Unfortunately, the worst experience was with NAB. We were sent around in circles, ultimately not being able to progress without a NAB ID.

So the aggregated graphs with all 8 banks in the research so far looks like this:

We should mention here that Westpac does offer a digital version of the card in their own app, in addition from the Apple wallet version. This feature, in theory, can allow you to use the digital version of the card and pay, while you wait for the physical card to arrive. However, to use this feature you need to register for the service “Westpac Protect SMS code”, and that can only happen via a phone call to the call centre.


As you can see after all the research, the Neo banks are nailing the experience. Have we caught the Big 4 napping?

Gap Analysis – Neos and the Big 4


What are the differences and why do they fare worse than the Neos?

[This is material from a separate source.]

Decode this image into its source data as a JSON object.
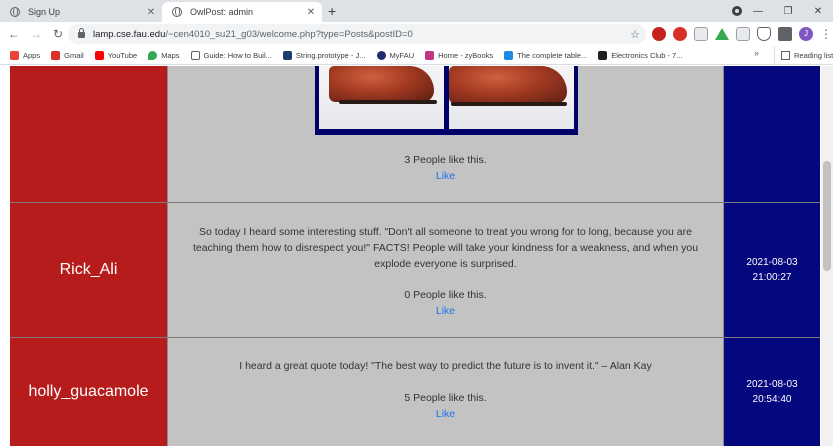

    • Not allowing customers to open an account directly through the app (except for CBA)
    • Slowing down the time to spend by tying the digital card creation to the arrival of the physical card
    • Digitally native onboarding but disjointed experience across app, website, sms, several different passwords (app and bank id)
    • Weightier data collection; less seamless KYC onboarding experience
    • Dependence on existing internet banking infrastructure and protocols, leading to a feeling that the app is a less significant “channel” whose primary role is to supplement internet banking
    • We received physical cards in less than 6 business days for all banks which is excellent for postal times (no fancy packaging though) especially during the COVID period. Mail time is the weakest link however, as you need the physical card for all of the big 4s to actually pay at a shop and add to the apple wallet.


Our view is that even (especially?) if a full on-boarding experience could not be provided, wouldn’t a simple field to leave your details for a call back be sufficient? The modern consumer doesn’t expect to find dead-ends and this indicates a lack of empathy with the customer.

With far more time, resources and funding, it’s shocking that the Big Four banks are so inferior to the Neos. Plus unless the Big four are able to close the gap here we may see a real David and Goliath moment…


Final Thoughts

Customer and User Experience are part of the technologist’s vernacular but often large established enterprises can miss some of these basics. Digital teams would do well to revisit the onboarding experience every six months and robustly pressure test what is possible.

We appreciate the pressures around KYC compliance; however, we would encourage the bigger banks to start to think outside the box. Identity and Biometrics are developing areas that are able to provide some compelling user experience improvements while maintaining security. As they become more trusted and usable, it would advantageous for banks to be ready to leverage these emerging ecosystems.

Next we are going to investigate the technology stack that enables the NeoBank experience.

We hope you stay tuned and tell your colleagues about this!